**Your task**.
Only text belongs in your copy of the listing below; reproduce it exactly and leave out the pictures.

**Input for this task**.
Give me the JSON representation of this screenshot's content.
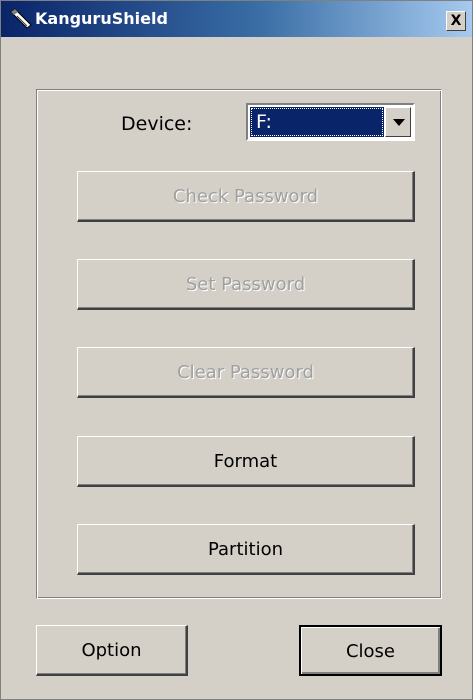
{
  "window": {
    "title": "KanguruShield",
    "close_glyph": "X"
  },
  "device": {
    "label": "Device:",
    "selected": "F:"
  },
  "buttons": {
    "check_password": "Check Password",
    "set_password": "Set Password",
    "clear_password": "Clear Password",
    "format": "Format",
    "partition": "Partition",
    "option": "Option",
    "close": "Close"
  },
  "icons": {
    "app": "usb-drive-icon",
    "dropdown": "chevron-down-icon"
  },
  "colors": {
    "title_start": "#0a246a",
    "title_end": "#a6caf0",
    "face": "#d4d0c8",
    "selection": "#0a246a",
    "disabled_text": "#a0a0a0"
  }
}
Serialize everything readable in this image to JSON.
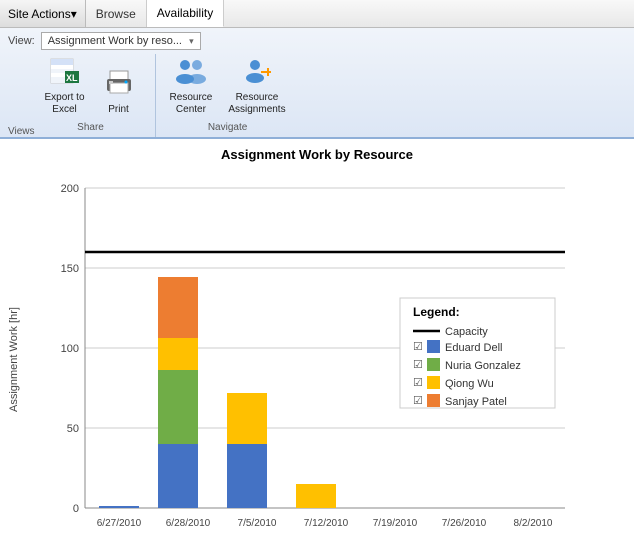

**Response**.
Give me the JSON representation of this screenshot's content.
{
  "window": {
    "title": "KanguruShield",
    "close_glyph": "X"
  },
  "device": {
    "label": "Device:",
    "selected": "F:"
  },
  "buttons": {
    "check_password": "Check Password",
    "set_password": "Set Password",
    "clear_password": "Clear Password",
    "format": "Format",
    "partition": "Partition",
    "option": "Option",
    "close": "Close"
  },
  "icons": {
    "app": "usb-drive-icon",
    "dropdown": "chevron-down-icon"
  },
  "colors": {
    "title_start": "#0a246a",
    "title_end": "#a6caf0",
    "face": "#d4d0c8",
    "selection": "#0a246a",
    "disabled_text": "#a0a0a0"
  }
}
Serialize everything readable in this image to JSON.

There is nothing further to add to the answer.